--- Input material ---

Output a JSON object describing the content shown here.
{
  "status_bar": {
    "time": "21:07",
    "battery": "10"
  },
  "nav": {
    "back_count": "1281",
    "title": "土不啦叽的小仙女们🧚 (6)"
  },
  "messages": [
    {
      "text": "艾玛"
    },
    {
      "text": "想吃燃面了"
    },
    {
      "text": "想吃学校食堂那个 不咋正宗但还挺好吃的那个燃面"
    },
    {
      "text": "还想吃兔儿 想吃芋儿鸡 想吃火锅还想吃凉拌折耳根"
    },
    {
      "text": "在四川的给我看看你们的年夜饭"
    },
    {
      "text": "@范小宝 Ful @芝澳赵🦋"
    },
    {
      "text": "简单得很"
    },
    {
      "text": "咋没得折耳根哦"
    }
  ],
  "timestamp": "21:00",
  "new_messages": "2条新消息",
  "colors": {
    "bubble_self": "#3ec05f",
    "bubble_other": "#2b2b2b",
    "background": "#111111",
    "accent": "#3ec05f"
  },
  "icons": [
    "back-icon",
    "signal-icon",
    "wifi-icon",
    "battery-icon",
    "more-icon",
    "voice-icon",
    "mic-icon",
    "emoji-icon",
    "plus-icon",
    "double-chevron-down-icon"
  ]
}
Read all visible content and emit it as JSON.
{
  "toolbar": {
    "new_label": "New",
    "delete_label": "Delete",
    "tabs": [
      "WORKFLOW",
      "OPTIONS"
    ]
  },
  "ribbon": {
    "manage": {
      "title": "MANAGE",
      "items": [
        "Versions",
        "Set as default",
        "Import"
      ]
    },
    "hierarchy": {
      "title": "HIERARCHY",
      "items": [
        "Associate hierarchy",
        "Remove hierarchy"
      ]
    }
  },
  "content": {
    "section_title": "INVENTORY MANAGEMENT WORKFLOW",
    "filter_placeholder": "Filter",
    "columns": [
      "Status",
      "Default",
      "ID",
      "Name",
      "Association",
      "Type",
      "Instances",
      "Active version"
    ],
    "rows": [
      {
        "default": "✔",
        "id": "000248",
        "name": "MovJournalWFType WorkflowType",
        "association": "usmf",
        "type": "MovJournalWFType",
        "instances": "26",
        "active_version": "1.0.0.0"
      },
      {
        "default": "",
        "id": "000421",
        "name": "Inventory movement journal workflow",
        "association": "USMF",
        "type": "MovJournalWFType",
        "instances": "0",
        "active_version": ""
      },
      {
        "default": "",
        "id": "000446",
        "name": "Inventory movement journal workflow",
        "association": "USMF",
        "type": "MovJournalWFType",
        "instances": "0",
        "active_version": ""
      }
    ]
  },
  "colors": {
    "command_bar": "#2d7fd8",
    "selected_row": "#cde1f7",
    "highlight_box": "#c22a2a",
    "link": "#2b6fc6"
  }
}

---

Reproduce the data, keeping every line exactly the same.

-- Exercise response --
Output a JSON object describing the content shown here.
{
  "status_bar": {
    "time": "21:07",
    "battery": "10"
  },
  "nav": {
    "back_count": "1281",
    "title": "土不啦叽的小仙女们🧚 (6)"
  },
  "messages": [
    {
      "text": "艾玛"
    },
    {
      "text": "想吃燃面了"
    },
    {
      "text": "想吃学校食堂那个 不咋正宗但还挺好吃的那个燃面"
    },
    {
      "text": "还想吃兔儿 想吃芋儿鸡 想吃火锅还想吃凉拌折耳根"
    },
    {
      "text": "在四川的给我看看你们的年夜饭"
    },
    {
      "text": "@范小宝 Ful @芝澳赵🦋"
    },
    {
      "text": "简单得很"
    },
    {
      "text": "咋没得折耳根哦"
    }
  ],
  "timestamp": "21:00",
  "new_messages": "2条新消息",
  "colors": {
    "bubble_self": "#3ec05f",
    "bubble_other": "#2b2b2b",
    "background": "#111111",
    "accent": "#3ec05f"
  },
  "icons": [
    "back-icon",
    "signal-icon",
    "wifi-icon",
    "battery-icon",
    "more-icon",
    "voice-icon",
    "mic-icon",
    "emoji-icon",
    "plus-icon",
    "double-chevron-down-icon"
  ]
}
Read all visible content and emit it as JSON.
{
  "toolbar": {
    "new_label": "New",
    "delete_label": "Delete",
    "tabs": [
      "WORKFLOW",
      "OPTIONS"
    ]
  },
  "ribbon": {
    "manage": {
      "title": "MANAGE",
      "items": [
        "Versions",
        "Set as default",
        "Import"
      ]
    },
    "hierarchy": {
      "title": "HIERARCHY",
      "items": [
        "Associate hierarchy",
        "Remove hierarchy"
      ]
    }
  },
  "content": {
    "section_title": "INVENTORY MANAGEMENT WORKFLOW",
    "filter_placeholder": "Filter",
    "columns": [
      "Status",
      "Default",
      "ID",
      "Name",
      "Association",
      "Type",
      "Instances",
      "Active version"
    ],
    "rows": [
      {
        "default": "✔",
        "id": "000248",
        "name": "MovJournalWFType WorkflowType",
        "association": "usmf",
        "type": "MovJournalWFType",
        "instances": "26",
        "active_version": "1.0.0.0"
      },
      {
        "default": "",
        "id": "000421",
        "name": "Inventory movement journal workflow",
        "association": "USMF",
        "type": "MovJournalWFType",
        "instances": "0",
        "active_version": ""
      },
      {
        "default": "",
        "id": "000446",
        "name": "Inventory movement journal workflow",
        "association": "USMF",
        "type": "MovJournalWFType",
        "instances": "0",
        "active_version": ""
      }
    ]
  },
  "colors": {
    "command_bar": "#2d7fd8",
    "selected_row": "#cde1f7",
    "highlight_box": "#c22a2a",
    "link": "#2b6fc6"
  }
}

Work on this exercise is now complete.